My friend shared the story of Brian and I could see the sadness in her eyes. She not only had lost a vendor that she wanted and needed----she had lost a friend. Yes, she will be friendly to Brian when she sees him again, but the damage is done. It will take a lot of time, money and effort for Brian to recover, if he ever does.

Relationship Marketing means we think like farmers. A farmer can work for months with a crop and watch it grow. However, one storm or ravaging herd of animals can destroy all the work done very quickly. A good relationship farmer is ever vigilant for potential problems and has solutions ready to go if they ever happen.

As I’m writing this, the world is going through some difficult financial times.
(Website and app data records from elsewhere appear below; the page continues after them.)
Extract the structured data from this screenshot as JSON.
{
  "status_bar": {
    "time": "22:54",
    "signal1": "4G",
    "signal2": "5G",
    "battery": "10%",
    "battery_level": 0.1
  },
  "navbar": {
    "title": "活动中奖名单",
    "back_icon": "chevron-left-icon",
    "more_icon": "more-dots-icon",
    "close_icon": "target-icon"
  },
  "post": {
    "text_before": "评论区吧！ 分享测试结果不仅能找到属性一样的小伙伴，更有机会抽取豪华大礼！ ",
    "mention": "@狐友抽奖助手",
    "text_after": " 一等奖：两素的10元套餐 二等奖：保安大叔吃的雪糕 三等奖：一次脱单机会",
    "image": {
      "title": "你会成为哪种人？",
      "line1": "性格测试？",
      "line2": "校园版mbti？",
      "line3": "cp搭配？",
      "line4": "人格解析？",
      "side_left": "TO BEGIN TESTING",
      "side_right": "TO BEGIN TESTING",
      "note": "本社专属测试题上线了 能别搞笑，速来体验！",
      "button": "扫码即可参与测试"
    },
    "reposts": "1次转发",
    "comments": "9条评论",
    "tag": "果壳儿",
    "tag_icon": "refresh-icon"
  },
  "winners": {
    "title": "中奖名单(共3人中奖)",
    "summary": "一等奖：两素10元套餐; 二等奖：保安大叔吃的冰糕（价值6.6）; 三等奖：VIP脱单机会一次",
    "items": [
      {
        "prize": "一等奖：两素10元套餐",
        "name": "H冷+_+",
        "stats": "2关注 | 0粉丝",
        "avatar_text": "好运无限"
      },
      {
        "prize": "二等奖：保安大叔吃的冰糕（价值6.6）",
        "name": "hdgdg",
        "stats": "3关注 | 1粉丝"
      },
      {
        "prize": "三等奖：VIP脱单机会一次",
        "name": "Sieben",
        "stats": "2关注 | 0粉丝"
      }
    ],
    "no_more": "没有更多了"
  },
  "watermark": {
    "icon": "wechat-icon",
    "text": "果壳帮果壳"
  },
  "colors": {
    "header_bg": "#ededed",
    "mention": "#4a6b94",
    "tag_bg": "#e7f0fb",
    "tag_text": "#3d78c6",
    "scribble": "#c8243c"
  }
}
Some are saying it is the worst since WWII. In the midst of this, many vendors will try to focus on generating new business to the neglect of taking care of current customers. Successful relationship farmers know that they not only plant new seeds, but also need to care for existing crops. That gives them an advantage in the midst of tough economic times.

I hope Brian corrects the damage and can move on. Relationship Marketing is a lot more than just smiling and handshakes. It is about producing results for important people who pay the bills. That means good, old-fashioned customer service and technical competence. This is simple--- but not easy. However, in any economy, it is worth paying the price to keep valued customers.

Terry Brock is an international marketing coach and columnist who helps businesses market more effectively, leveraging technology. He shows busy professionals how to squeeze more out of their days using time-honored rules and practical technology tools. He can be reached at 407-363-0505, by e-mail at or through his website at

Copyright © 2008, Terry Brock, Achievement Systems, Inc. All Rights Reserved Internationally. No portion may be reprinted or used without prior written permission.